Nigeria is often viewed as a risky bet by investors seeking fast returns on the continent.
Despite being Africa’s largest economy, the country lacks reliable power, roads and water and has a notoriously unpredictable business and policy climate. The recently re-elected government of President Muhammadu Buhari has introduced a series of protectionist economic policies, including currency controls and import restrictions. During the campaign, the government gave few signs that it is prepared to change tack.
Yet despite manifold challenges, Nigerian business leaders on a UK charm offensive insisted that the emerging technology, banking and electric power sectors present “endless” opportunities to investors.
“Investors focus too strongly on the risks, often missing opportunities to turn some of the country’s key challenges into opportunities,” says Renaissance Capital’s Nigeria CEO Temi Popoola, speaking at a London meeting of investors in Nigeria on Wednesday.
“You see lots of indigenous locally owned companies who are growing capacity and having decent returns on capital.”
One example is Nigerian oil and gas company Seplat Petroleum Development, who deliver 30% of gas power in Nigeria and are dual listed on the London and Nigerian stock exchange.
Based on their successes in Nigeria, Seplat’s founder and CEO Dr Bryant Orijako said they are expanding operations in the gas sector where they have invested heavily in drilling and acquisition.
On Wednesday Orijako said they had taken a final decision to develop gas fields in the country’s Imo state and would raise $700 million for investment in partnership with the state-owned Nigerian National Petroleum Corporation.
Seplat is hoping to tap in to the electricity demands of industrial development by turning gas into electricity and focusing on the lucrative mid-stream sector, according to Popoola.
“Mid-stream in the oil and gas sector is a remarkable area for growth and investment. Infrastructure deficits in Nigeria remain immense and one of the ways to unlock that is really investing in mid-stream gas to power.”
He said opportunities also abound to invest in Nigeria’s budding tech sector, where startups are finding solutions to local problems ranging from a lack of healthcare to scaling up the country’s financial sector.
“There’s a technology revolution occurring today, there’s a lot of need for infrastructure around this. Financial services, consumer lending and pay day lending, and using tech to scale up lending, accounts and deposits – we think this is massive,” he said.
Reimagining the oil economy
For the last thirty years Nigeria’s economic growth rate has been tethered to the ebb and flow of global oil prices.
Since 2015 the falling price of crude oil, which provides 90% of Nigeria’s foreign exchange earnings, has left the country short of cash for investment.
To bridge the gap the government needs to industrialise their economy by doing three things, Renaissance Capital’s analysts say.
The first is to invest in human capital and education in order to get literacy levels from 60% today to the 80% range.

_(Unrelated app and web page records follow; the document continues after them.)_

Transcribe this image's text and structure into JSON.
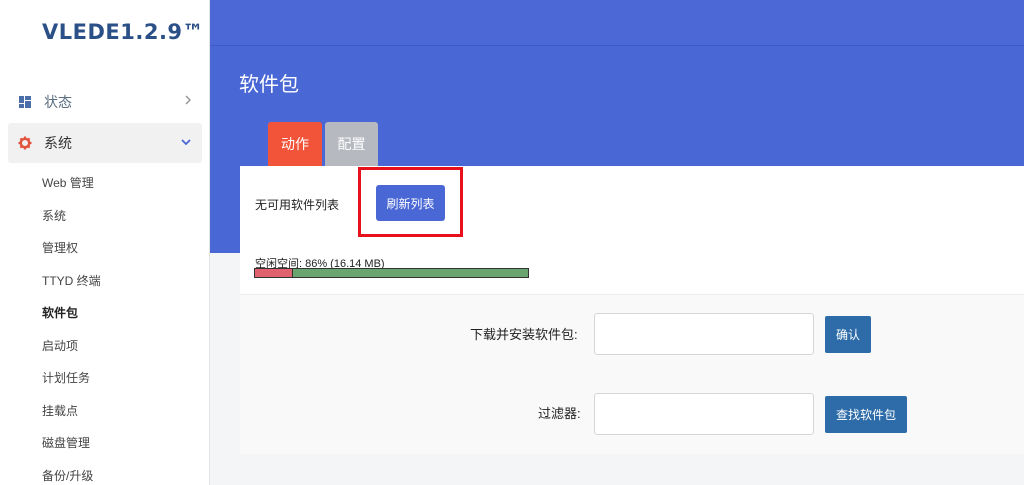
{
  "brand": "VLEDE1.2.9™",
  "sidebar": {
    "items": [
      {
        "label": "状态",
        "icon": "dashboard-icon"
      },
      {
        "label": "系统",
        "icon": "gear-icon"
      }
    ],
    "sub_items": [
      "Web 管理",
      "系统",
      "管理权",
      "TTYD 终端",
      "软件包",
      "启动项",
      "计划任务",
      "挂载点",
      "磁盘管理",
      "备份/升级"
    ],
    "active_sub": "软件包"
  },
  "page": {
    "title": "软件包",
    "tabs": [
      "动作",
      "配置"
    ]
  },
  "actions": {
    "no_packages": "无可用软件列表",
    "refresh_label": "刷新列表",
    "free_space": "空闲空间: 86% (16.14 MB)",
    "free_percent": 86,
    "download_label": "下载并安装软件包:",
    "download_value": "",
    "confirm_label": "确认",
    "filter_label": "过滤器:",
    "filter_value": "",
    "find_label": "查找软件包"
  },
  "colors": {
    "header": "#4a67d6",
    "active_tab": "#f2543a",
    "highlight": "#e8101a"
  }
}
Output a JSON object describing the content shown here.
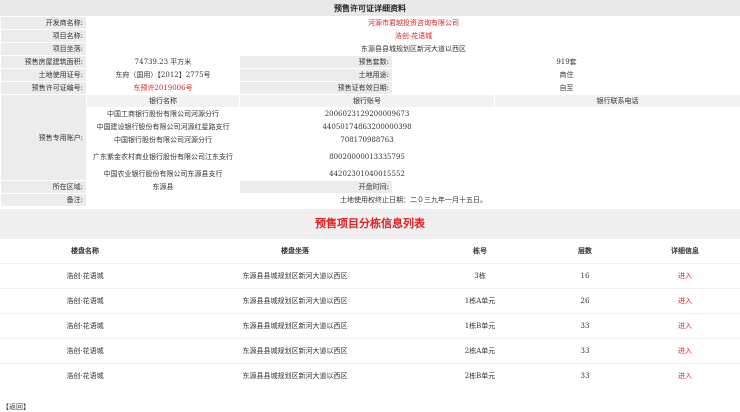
{
  "page_title": "预售许可证详细资料",
  "detail": {
    "developer_label": "开发商名称:",
    "developer_value": "河源市君越投资咨询有限公司",
    "project_label": "项目名称:",
    "project_value": "浩创·花语城",
    "location_label": "项目坐落:",
    "location_value": "东源县县城规划区新河大道以西区",
    "area_label": "预售房屋建筑面积:",
    "area_value": "74739.23 平方米",
    "units_label": "预售套数:",
    "units_value": "919套",
    "landcert_label": "土地使用证号:",
    "landcert_value": "东府（国用）【2012】2775号",
    "landuse_label": "土地用途:",
    "landuse_value": "商住",
    "permit_label": "预售许可证编号:",
    "permit_value": "东预许2019006号",
    "issuer_label": "预售证有效日期:",
    "issuer_value": "自至",
    "account_label": "预售专用账户:",
    "bank_headers": [
      "银行名称",
      "银行账号",
      "银行联系电话"
    ],
    "banks": [
      {
        "name": "中国工商银行股份有限公司河源分行",
        "account": "2006023129200009673",
        "phone": ""
      },
      {
        "name": "中国建设银行股份有限公司河源红星路支行",
        "account": "44050174863200000398",
        "phone": ""
      },
      {
        "name": "中国银行股份有限公司河源分行",
        "account": "708170988763",
        "phone": ""
      },
      {
        "name": "广东紫金农村商业银行股份有限公司江东支行",
        "account": "80020000013335795",
        "phone": ""
      },
      {
        "name": "中国农业银行股份有限公司东源县支行",
        "account": "44202301040015552",
        "phone": ""
      }
    ],
    "district_label": "所在区域:",
    "district_value": "东源县",
    "opening_label": "开盘时间:",
    "opening_value": "",
    "remark_label": "备注:",
    "remark_value": "土地使用权终止日期：二０三九年一月十五日。"
  },
  "section_title": "预售项目分栋信息列表",
  "buildings": {
    "headers": [
      "楼盘名称",
      "楼盘坐落",
      "栋号",
      "层数",
      "详细信息"
    ],
    "rows": [
      {
        "name": "浩创·花语城",
        "location": "东源县县城规划区新河大道以西区",
        "no": "3栋",
        "floors": "16",
        "link": "进入"
      },
      {
        "name": "浩创·花语城",
        "location": "东源县县城规划区新河大道以西区",
        "no": "1栋A单元",
        "floors": "26",
        "link": "进入"
      },
      {
        "name": "浩创·花语城",
        "location": "东源县县城规划区新河大道以西区",
        "no": "1栋B单元",
        "floors": "33",
        "link": "进入"
      },
      {
        "name": "浩创·花语城",
        "location": "东源县县城规划区新河大道以西区",
        "no": "2栋A单元",
        "floors": "33",
        "link": "进入"
      },
      {
        "name": "浩创·花语城",
        "location": "东源县县城规划区新河大道以西区",
        "no": "2栋B单元",
        "floors": "33",
        "link": "进入"
      }
    ]
  },
  "back_label": "【返回】"
}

They also need to boost investment in electricity per capita to ensure the country has the infrastructure to boost internet penetration and power homes, businesses and corporations.
Shell Nigeria’s managing director recently described Nigeria’s energy gap as disgraceful, saying it leaves some households and SMEs with less than four hours of electricity daily.
Thirdly Nigeria’s industrialisation process will depend heavily on capital investment from local companies such as Seplat investing in infrastructure, and sectors that diversify the economy away from cheap oil.
“Nigeria cannot continue to depend excessively on oil. We see the diversification narrative in which oil remains the platform around which that would happen. And gas development is key.”
“[Economic diversification] is one of the areas that the government needs to do as much as it can to address in order to get investment up from 13-14% of GDP to at least 25%,” Popoola notes.
“The rates of investment in GDP in Nigeria remain massively low, and in the absence of that its very difficult to achieve the growth rates that one would like to see happen.”
Countries without oil resources such as Ethiopia have an investment rate over 35% of GDP and a growth rate of 8-9% a year. Nigeria’s investment rate is 13-14% of GDP, growing at just 2% a year.
As Nigeria looks to the future, major political events will also be key to determining the rate of capital flows to the country.
With Nigeria’s president Muhammadu Buhari is re-elected for a second term, observers will be watching his next moves closely.
His choices for the composition of his new administration, which officially begins work on 29 May, will be crucial to encouraging investor confidence, Popoola says.
“Everyone is keen to know what the quality of the cabinet is and to see if the lessons have been learned from the last 4 years.”
The choice of the central bank governor on June 2 will also determine any changes to the country’s forex rate, which has fluctuated since 2015 to counter the impact of falling prices for crude oil.
“Everyone will be keen to see whether his tenure is renewed and or whether there will be someone else at the helm.”
Political developments aside, Moscow-based investment bank Renaissance Capital say they have a positive outlook for Nigeria:
“We’ve got a positive outlook. There’s been an overlooked economic miracle in the last five years and we’ve been trying to figure out what happened,” says Charlie Robertson, the bank’s global chief economist.